(It’s worth noting that sometimes the opposite happens: I will hear someone who sounds like a hack, but their writing is compelling.)
You might protest that this requires time and energy and that there isn’t enough time in the day to investigate every claim. That’s the point! That’s why reading is so valuable. Reading slows you down. Reading is hard and requires deliberate engagement. And this brings me back to why Practice 1 is so important: you are less likely to do the hard work of reading people you come across online if you don’t already have a consistent reading practice.
Practice 4: Charitably articulate opposing viewpoints
John Stuart Mill wrote,
He who knows only his own side of the case knows little of that. His reasons may be good, and no one may have been able to refute them. But if he is equally unable to refute the reasons on the opposite side, if he does not so much as know what they are, he has no ground for preferring either opinion… Nor is it enough that he should hear the opinions of adversaries from his own teachers, presented as they state them, and accompanied by what they offer as refutations. He must be able to hear them from persons who actually believe them…he must know them in their most plausible and persuasive form.
The greatest temptation for all of us is to find a perspective that feels good and then simply nestle in and stay there. I’m confident that we weren’t evolved to be rational mechanisms calibrated for truth-seeking, but instead apes concerned first and foremost with our standing among our peers.
So the final rule is this: if you find yourself preferring a particular viewpoint, be sure that you can clearly and charitably explain the opposing views, and not only to your own satisfaction but to the satisfaction of those who actually hold them. I believe that reading is the best way to go about learning the perspectives of others.

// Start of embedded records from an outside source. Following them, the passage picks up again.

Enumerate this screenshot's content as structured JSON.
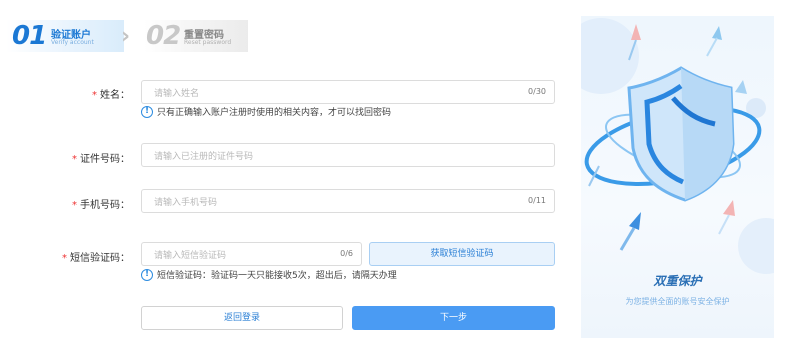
{
  "steps": [
    {
      "num": "01",
      "title": "验证账户",
      "sub": "Verify account"
    },
    {
      "num": "02",
      "title": "重置密码",
      "sub": "Reset password"
    }
  ],
  "form": {
    "name": {
      "label": "姓名：",
      "placeholder": "请输入姓名",
      "count": "0/30",
      "hint": "只有正确输入账户注册时使用的相关内容，才可以找回密码"
    },
    "id_number": {
      "label": "证件号码：",
      "placeholder": "请输入已注册的证件号码"
    },
    "phone": {
      "label": "手机号码：",
      "placeholder": "请输入手机号码",
      "count": "0/11"
    },
    "sms": {
      "label": "短信验证码：",
      "placeholder": "请输入短信验证码",
      "count": "0/6",
      "button": "获取短信验证码",
      "hint": "短信验证码：验证码一天只能接收5次，超出后，请隔天办理"
    }
  },
  "actions": {
    "back": "返回登录",
    "next": "下一步"
  },
  "panel": {
    "title": "双重保护",
    "subtitle": "为您提供全面的账号安全保护"
  },
  "colors": {
    "accent": "#4a9bf3",
    "step_active": "#1b78d4",
    "required": "#e33333"
  },
  "icons": {
    "separator": "chevron-right-icon",
    "hint": "info-icon",
    "illustration": "shield-icon"
  }
}
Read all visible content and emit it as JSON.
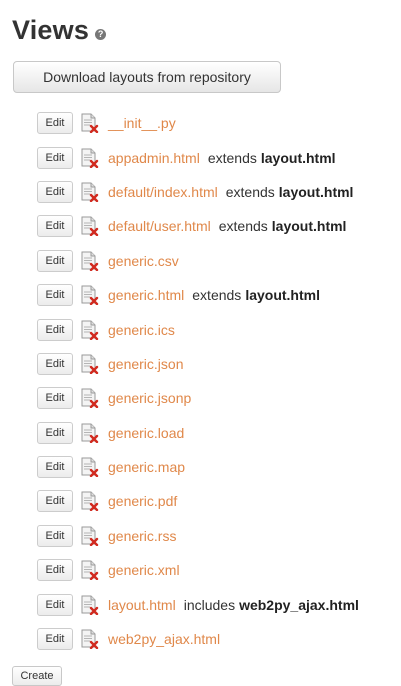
{
  "header": {
    "title": "Views",
    "help_icon": "question-circle-icon",
    "help_glyph": "?"
  },
  "download_button": {
    "label": "Download layouts from repository"
  },
  "colors": {
    "link": "#e0884a",
    "text": "#333333"
  },
  "files": [
    {
      "edit_label": "Edit",
      "name": "__init__.py",
      "relation": "",
      "parent": ""
    },
    {
      "edit_label": "Edit",
      "name": "appadmin.html",
      "relation": "extends",
      "parent": "layout.html"
    },
    {
      "edit_label": "Edit",
      "name": "default/index.html",
      "relation": "extends",
      "parent": "layout.html"
    },
    {
      "edit_label": "Edit",
      "name": "default/user.html",
      "relation": "extends",
      "parent": "layout.html"
    },
    {
      "edit_label": "Edit",
      "name": "generic.csv",
      "relation": "",
      "parent": ""
    },
    {
      "edit_label": "Edit",
      "name": "generic.html",
      "relation": "extends",
      "parent": "layout.html"
    },
    {
      "edit_label": "Edit",
      "name": "generic.ics",
      "relation": "",
      "parent": ""
    },
    {
      "edit_label": "Edit",
      "name": "generic.json",
      "relation": "",
      "parent": ""
    },
    {
      "edit_label": "Edit",
      "name": "generic.jsonp",
      "relation": "",
      "parent": ""
    },
    {
      "edit_label": "Edit",
      "name": "generic.load",
      "relation": "",
      "parent": ""
    },
    {
      "edit_label": "Edit",
      "name": "generic.map",
      "relation": "",
      "parent": ""
    },
    {
      "edit_label": "Edit",
      "name": "generic.pdf",
      "relation": "",
      "parent": ""
    },
    {
      "edit_label": "Edit",
      "name": "generic.rss",
      "relation": "",
      "parent": ""
    },
    {
      "edit_label": "Edit",
      "name": "generic.xml",
      "relation": "",
      "parent": ""
    },
    {
      "edit_label": "Edit",
      "name": "layout.html",
      "relation": "includes",
      "parent": "web2py_ajax.html"
    },
    {
      "edit_label": "Edit",
      "name": "web2py_ajax.html",
      "relation": "",
      "parent": ""
    }
  ],
  "create_button": {
    "label": "Create"
  }
}
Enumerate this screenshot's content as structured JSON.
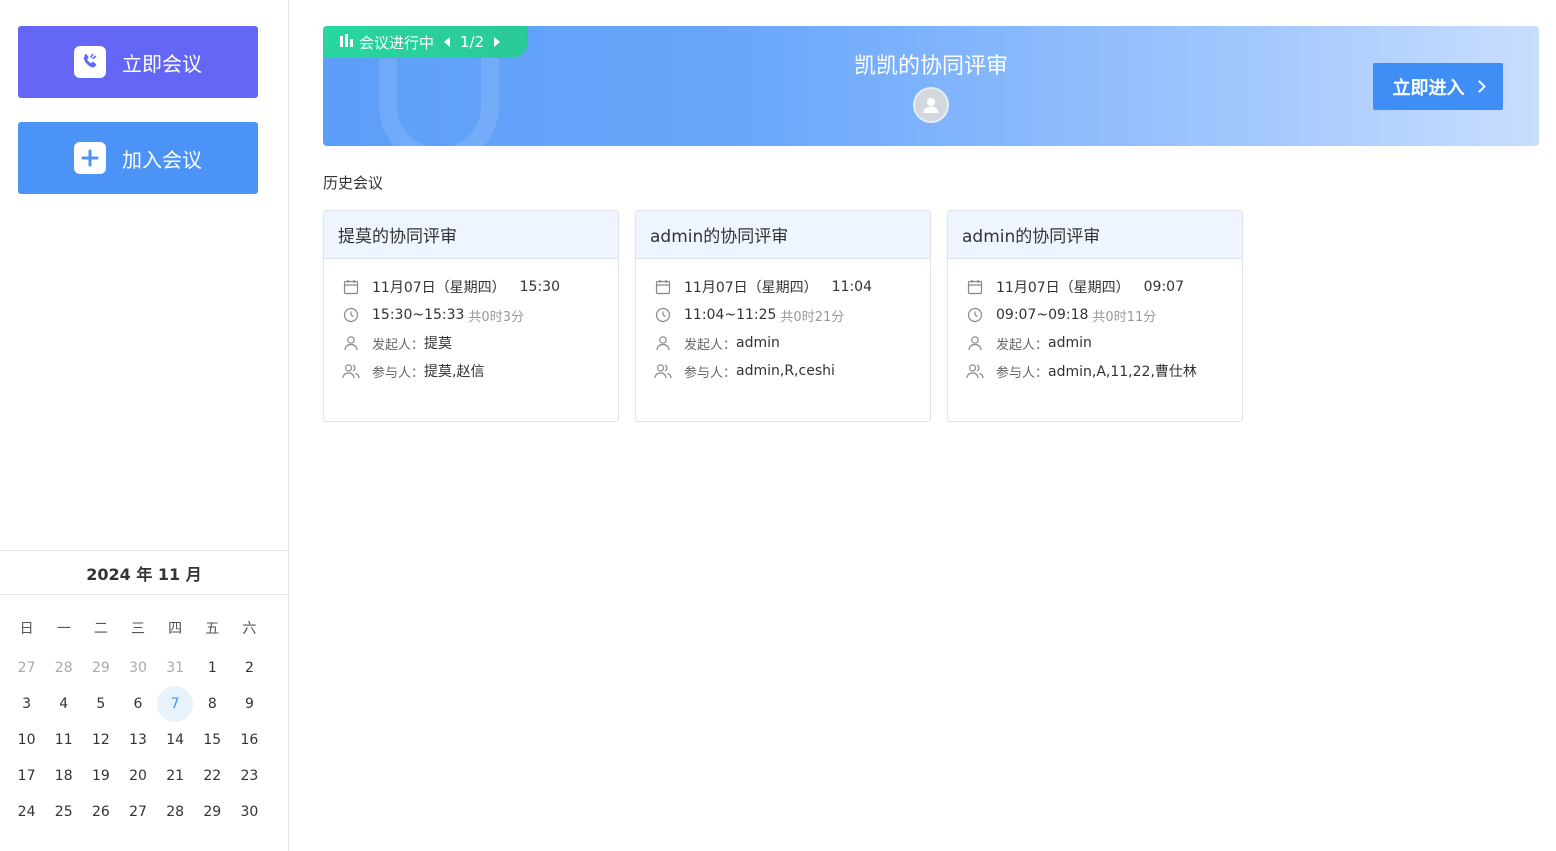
{
  "sidebar": {
    "start_meeting_label": "立即会议",
    "join_meeting_label": "加入会议"
  },
  "calendar": {
    "title": "2024 年 11 月",
    "weekdays": [
      "日",
      "一",
      "二",
      "三",
      "四",
      "五",
      "六"
    ],
    "weeks": [
      [
        "27",
        "28",
        "29",
        "30",
        "31",
        "1",
        "2"
      ],
      [
        "3",
        "4",
        "5",
        "6",
        "7",
        "8",
        "9"
      ],
      [
        "10",
        "11",
        "12",
        "13",
        "14",
        "15",
        "16"
      ],
      [
        "17",
        "18",
        "19",
        "20",
        "21",
        "22",
        "23"
      ],
      [
        "24",
        "25",
        "26",
        "27",
        "28",
        "29",
        "30"
      ]
    ],
    "today": "7"
  },
  "banner": {
    "status_label": "会议进行中",
    "pager": "1/2",
    "title": "凯凯的协同评审",
    "enter_label": "立即进入"
  },
  "history": {
    "section_title": "历史会议",
    "organizer_label": "发起人：",
    "participants_label": "参与人：",
    "cards": [
      {
        "title": "提莫的协同评审",
        "date": "11月07日（星期四）",
        "start": "15:30",
        "range": "15:30~15:33",
        "duration": "共0时3分",
        "organizer": "提莫",
        "participants": "提莫,赵信"
      },
      {
        "title": "admin的协同评审",
        "date": "11月07日（星期四）",
        "start": "11:04",
        "range": "11:04~11:25",
        "duration": "共0时21分",
        "organizer": "admin",
        "participants": "admin,R,ceshi"
      },
      {
        "title": "admin的协同评审",
        "date": "11月07日（星期四）",
        "start": "09:07",
        "range": "09:07~09:18",
        "duration": "共0时11分",
        "organizer": "admin",
        "participants": "admin,A,11,22,曹仕林"
      }
    ]
  }
}
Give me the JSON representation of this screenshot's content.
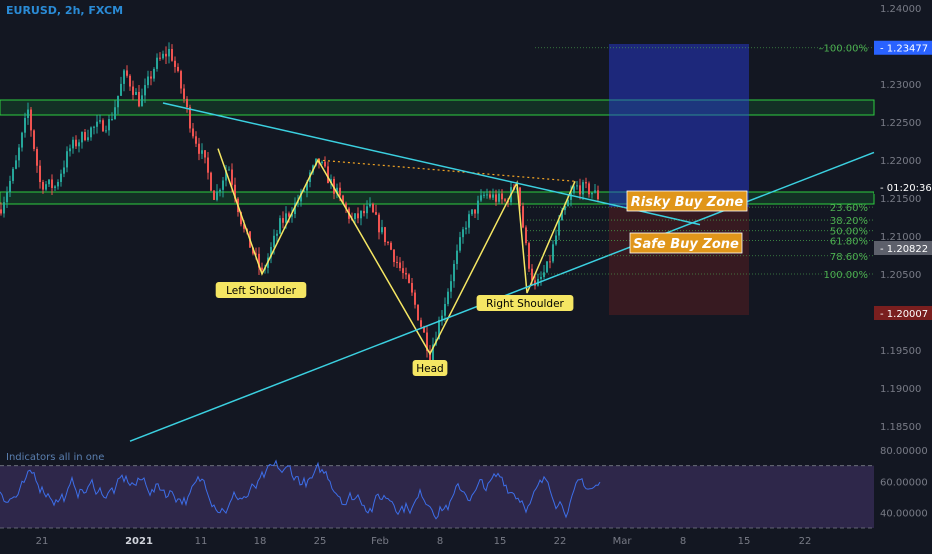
{
  "header": {
    "symbol": "EURUSD, 2h, FXCM"
  },
  "chart_data": [
    {
      "type": "line",
      "title": "EURUSD, 2h, FXCM",
      "x_tick_labels": [
        "21",
        "2021",
        "11",
        "18",
        "25",
        "Feb",
        "8",
        "15",
        "22",
        "Mar",
        "8",
        "15",
        "22"
      ],
      "y_ticks": [
        1.24,
        1.235,
        1.23,
        1.225,
        1.22,
        1.215,
        1.21,
        1.205,
        1.2,
        1.195,
        1.19,
        1.185
      ],
      "ylim": [
        1.1825,
        1.24
      ],
      "grid": false,
      "price_labels": [
        {
          "value": "1.23477",
          "color": "#2962ff"
        },
        {
          "value": "01:20:36",
          "color": "#131722"
        },
        {
          "value": "1.20822",
          "color": "#5d606b"
        },
        {
          "value": "1.20007",
          "color": "#7a1f1f"
        }
      ],
      "key_points": [
        {
          "label": "Left Shoulder",
          "price": 1.205
        },
        {
          "label": "Head",
          "price": 1.1945
        },
        {
          "label": "Right Shoulder",
          "price": 1.2025
        }
      ],
      "neckline_peaks": [
        1.22,
        1.217
      ],
      "fib_levels": [
        {
          "label": "–100.00%",
          "price": 1.23477
        },
        {
          "label": "23.60%",
          "price": 1.2138
        },
        {
          "label": "38.20%",
          "price": 1.2121
        },
        {
          "label": "50.00%",
          "price": 1.2107
        },
        {
          "label": "61.80%",
          "price": 1.2094
        },
        {
          "label": "78.60%",
          "price": 1.2074
        },
        {
          "label": "100.00%",
          "price": 1.205
        }
      ],
      "zones": [
        {
          "label": "Risky Buy Zone",
          "price": 1.2148
        },
        {
          "label": "Safe Buy Zone",
          "price": 1.21
        }
      ],
      "colors": {
        "up": "#26a69a",
        "down": "#ef5350",
        "pattern": "#f5e663",
        "trendline": "#3bd0e0",
        "zone_label": "#e0961a",
        "fib": "#4caf50"
      }
    },
    {
      "type": "line",
      "title": "Indicators all in one",
      "y_ticks": [
        "80.00000",
        "60.00000",
        "40.00000"
      ],
      "ylim": [
        30,
        82
      ],
      "bands": [
        70,
        30
      ],
      "line_color": "#3d6ee8"
    }
  ]
}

This will keep you honest. To rephrase Jeremiah 17:9, human cognitive distortions are deceitful above all things. We desperately want to believe that we are right, and we want the good feelings of validation that come from our peers. It’s ok (necessary, in fact) to come to particular viewpoints and conclusions about reality. We can’t function without that process. But, in doing so, keep yourself honest by clearly articulating why others believe you are wrong.